Beyond these singularities, John says they had very good mechanics and engineers, and it was very easy and agreeable to work with them, which was one of the main bases for such a long and fruitful partnership. Even if the cars were quite production-like and underpowered, with the small 1300cc engines and an output of 120 to 130 bhp, good engineering and careful preparation provided they were extremely reliable and strong class contenders in almost every conditions, as Haugland and his teammates palmares’ prove, they were particularly effective on tarmac as they had good grip, stability and road-holding – the Barum and the Škoda Bohemia Rallies with their fast and irregular tarmac providing the ideal ground for the small Škodas to surpass themselves and fight for the overall win. Interesting to see that Haugland refers to the Lancia Stratos as the best car against which he raced and, when questioned about the fact that the 130 RS and the Porsche 911 being non-traditional rear engine cars, he said that “I competed only with Škoda but I had a chance to drive Porsche 911 quite often and I don’t think they were similar. Škoda 130RS was more similar to Lancia Stratos, it had perfect handling, balance and the back was controllable thanks to the light aluminium engine. (…) In that time Škoda was better competition tool than 911, it was among the best of its time” [Auto.cz interview].

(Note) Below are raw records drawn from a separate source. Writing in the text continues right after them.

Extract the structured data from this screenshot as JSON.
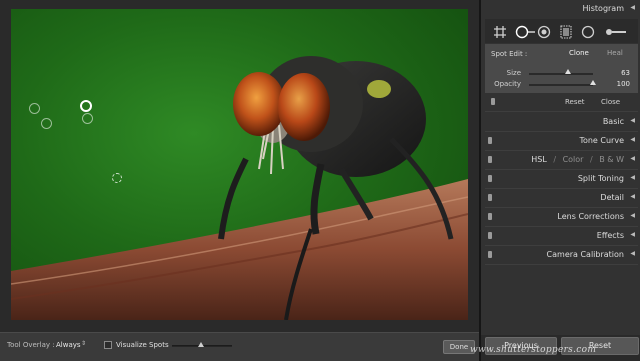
{
  "panel": {
    "histogram": {
      "label": "Histogram"
    },
    "spot_edit": {
      "title": "Spot Edit :",
      "clone_label": "Clone",
      "heal_label": "Heal",
      "size_label": "Size",
      "size_value": "63",
      "size_fraction": 0.63,
      "opacity_label": "Opacity",
      "opacity_value": "100",
      "opacity_fraction": 1.0,
      "reset_label": "Reset",
      "close_label": "Close"
    },
    "sections": {
      "basic": "Basic",
      "tone_curve": "Tone Curve",
      "hsl": "HSL",
      "color": "Color",
      "bw": "B & W",
      "split_toning": "Split Toning",
      "detail": "Detail",
      "lens_corrections": "Lens Corrections",
      "effects": "Effects",
      "camera_calibration": "Camera Calibration"
    },
    "hsl_separator": "/",
    "previous_button": "Previous",
    "reset_button": "Reset"
  },
  "toolbar": {
    "tool_overlay_label": "Tool Overlay :",
    "tool_overlay_value": "Always",
    "visualize_spots_label": "Visualize Spots",
    "done_label": "Done"
  },
  "watermark": "www.shutterstoppers.com",
  "colors": {
    "photo_background": "#2f8a25",
    "panel_background": "#323232",
    "spot_edit_background": "#4a4a4a"
  }
}
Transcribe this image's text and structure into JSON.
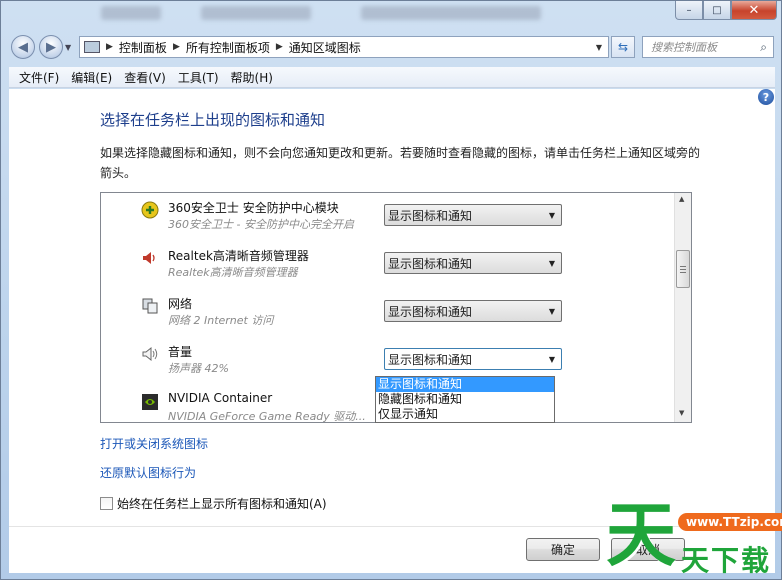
{
  "window": {
    "caption_buttons": {
      "minimize": "–",
      "maximize": "□",
      "close": "✕"
    }
  },
  "address": {
    "crumbs": [
      "控制面板",
      "所有控制面板项",
      "通知区域图标"
    ],
    "search_placeholder": "搜索控制面板"
  },
  "menu": [
    "文件(F)",
    "编辑(E)",
    "查看(V)",
    "工具(T)",
    "帮助(H)"
  ],
  "page": {
    "title": "选择在任务栏上出现的图标和通知",
    "description": "如果选择隐藏图标和通知，则不会向您通知更改和更新。若要随时查看隐藏的图标，请单击任务栏上通知区域旁的箭头。"
  },
  "rows": [
    {
      "name": "360安全卫士 安全防护中心模块",
      "sub": "360安全卫士 - 安全防护中心完全开启",
      "behavior": "显示图标和通知",
      "icon": "shield-360-icon"
    },
    {
      "name": "Realtek高清晰音频管理器",
      "sub": "Realtek高清晰音频管理器",
      "behavior": "显示图标和通知",
      "icon": "speaker-red-icon"
    },
    {
      "name": "网络",
      "sub": "网络 2 Internet 访问",
      "behavior": "显示图标和通知",
      "icon": "network-icon"
    },
    {
      "name": "音量",
      "sub": "扬声器 42%",
      "behavior": "显示图标和通知",
      "icon": "volume-icon"
    },
    {
      "name": "NVIDIA Container",
      "sub": "NVIDIA GeForce Game Ready 驱动...",
      "behavior": "",
      "icon": "nvidia-icon"
    }
  ],
  "dropdown_options": [
    "显示图标和通知",
    "隐藏图标和通知",
    "仅显示通知"
  ],
  "dropdown_selected_index": 0,
  "links": {
    "system_icons": "打开或关闭系统图标",
    "restore": "还原默认图标行为"
  },
  "checkbox": {
    "label": "始终在任务栏上显示所有图标和通知(A)",
    "checked": false
  },
  "buttons": {
    "ok": "确定",
    "cancel": "取消"
  },
  "watermark": {
    "big": "天",
    "pill": "www.TTzip.com",
    "small": "天下载"
  },
  "colors": {
    "link": "#1b57b8",
    "title": "#1e3f8c",
    "selection": "#3399ff",
    "watermark_green": "#1fa53a",
    "watermark_orange": "#ef6a1d"
  }
}
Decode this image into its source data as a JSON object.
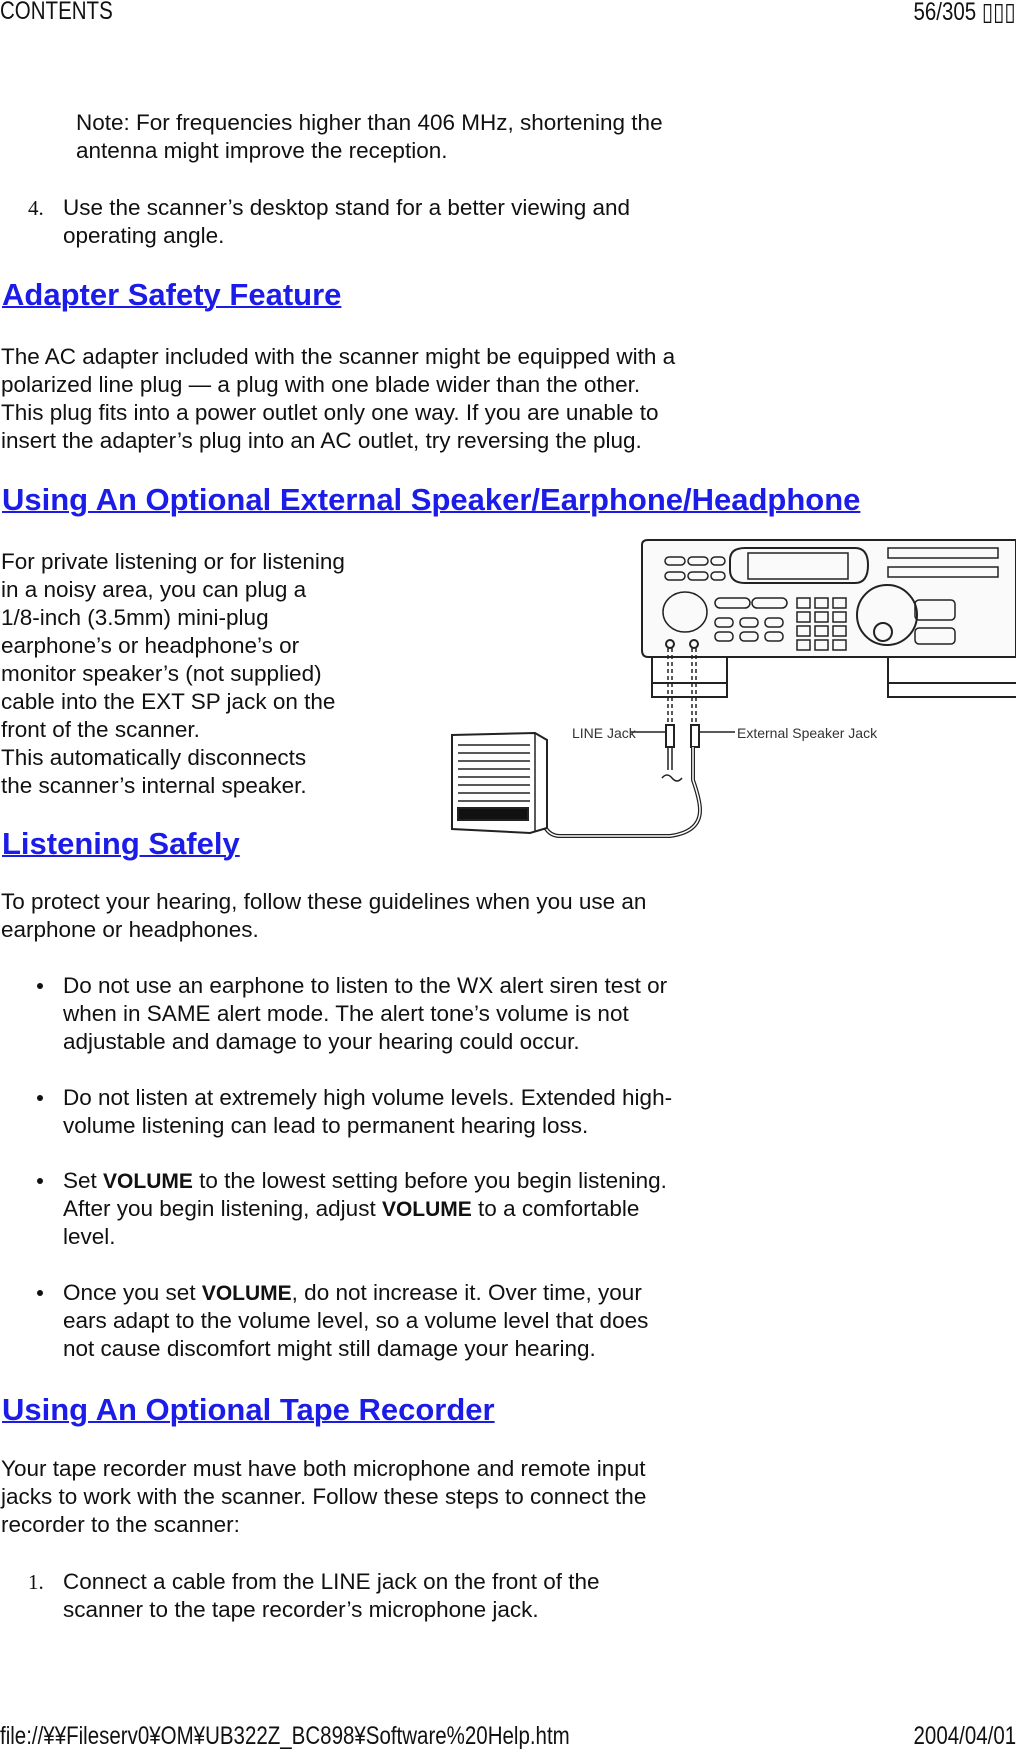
{
  "header": {
    "left": "CONTENTS",
    "page": "56/305",
    "page_suffix": "▯▯▯"
  },
  "footer": {
    "path": "file://¥¥Fileserv0¥OM¥UB322Z_BC898¥Software%20Help.htm",
    "date": "2004/04/01"
  },
  "note": [
    "Note: For frequencies higher than 406 MHz, shortening the",
    "antenna might improve the reception."
  ],
  "step4": {
    "number": "4.",
    "lines": [
      "Use the scanner’s desktop stand for a better viewing and",
      "operating angle."
    ]
  },
  "adapter": {
    "heading": "Adapter Safety Feature",
    "lines": [
      "The AC adapter included with the scanner might be equipped with a",
      "polarized line plug — a plug with one blade wider than the other.",
      "This plug fits into a power outlet only one way. If you are unable to",
      "insert the adapter’s plug into an AC outlet, try reversing the plug."
    ]
  },
  "speaker": {
    "heading": "Using An Optional External Speaker/Earphone/Headphone",
    "lines": [
      "For private listening or for listening",
      "in a noisy area, you can plug a",
      "1/8-inch (3.5mm) mini-plug",
      "earphone’s or headphone’s or",
      "monitor speaker’s (not supplied)",
      "cable into the EXT SP jack on the",
      "front of the scanner.",
      "This automatically disconnects",
      "the scanner’s internal speaker."
    ],
    "figure": {
      "line_jack_label": "LINE Jack",
      "ext_jack_label": "External Speaker Jack"
    }
  },
  "listening": {
    "heading": "Listening Safely",
    "lines": [
      "To protect your hearing, follow these guidelines when you use an",
      "earphone or headphones."
    ],
    "bullets": [
      [
        [
          {
            "t": "Do not use an earphone to listen to the WX alert siren test or"
          }
        ],
        [
          {
            "t": "when in SAME alert mode. The alert tone’s volume is not"
          }
        ],
        [
          {
            "t": "adjustable and damage to your hearing could occur."
          }
        ]
      ],
      [
        [
          {
            "t": "Do not listen at extremely high volume levels. Extended high-"
          }
        ],
        [
          {
            "t": "volume listening can lead to permanent hearing loss."
          }
        ]
      ],
      [
        [
          {
            "t": "Set "
          },
          {
            "t": "VOLUME",
            "b": true
          },
          {
            "t": " to the lowest setting before you begin listening."
          }
        ],
        [
          {
            "t": "After you begin listening, adjust "
          },
          {
            "t": "VOLUME",
            "b": true
          },
          {
            "t": " to a comfortable"
          }
        ],
        [
          {
            "t": "level."
          }
        ]
      ],
      [
        [
          {
            "t": "Once you set "
          },
          {
            "t": "VOLUME",
            "b": true
          },
          {
            "t": ", do not increase it. Over time, your"
          }
        ],
        [
          {
            "t": "ears adapt to the volume level, so a volume level that does"
          }
        ],
        [
          {
            "t": "not cause discomfort might still damage your hearing."
          }
        ]
      ]
    ]
  },
  "tape": {
    "heading": "Using An Optional Tape Recorder",
    "lines": [
      "Your tape recorder must have both microphone and remote input",
      "jacks to work with the scanner. Follow these steps to connect the",
      "recorder to the scanner:"
    ],
    "step1": {
      "number": "1.",
      "lines": [
        "Connect a cable from the LINE jack on the front of the",
        "scanner to the tape recorder’s microphone jack."
      ]
    }
  }
}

To finish this appreciation on John Haugland’s career let’s quote one of the most interesting answers of him at the Rallyes Magazine interview, precisely the one that was a key to his career and, to the historian’s point of view, THE question the one that made me and many others know him… Certainly it was uncommon for a Scandinavian to drive a Škoda, mainly for such a long period, but as he says: “If I had driven for Saab or Volvo, we wouldn’t be doing this interview! My career would have been short. With Škoda I was all alone. It provided me with a lot of possibilities and allowed me to live almost all my life in this media” [Rallyes Magazine, HS2, p.157]. In fact, if he hadn’t drove for Škoda, he wouldn’t probably appear in this number of Rallyes Magazine, and among such a multitude of ex-works drivers, it would take far too much time to discover his amazing career.
- Special thanks to John Haugland for the (extremely) extensive web-interview.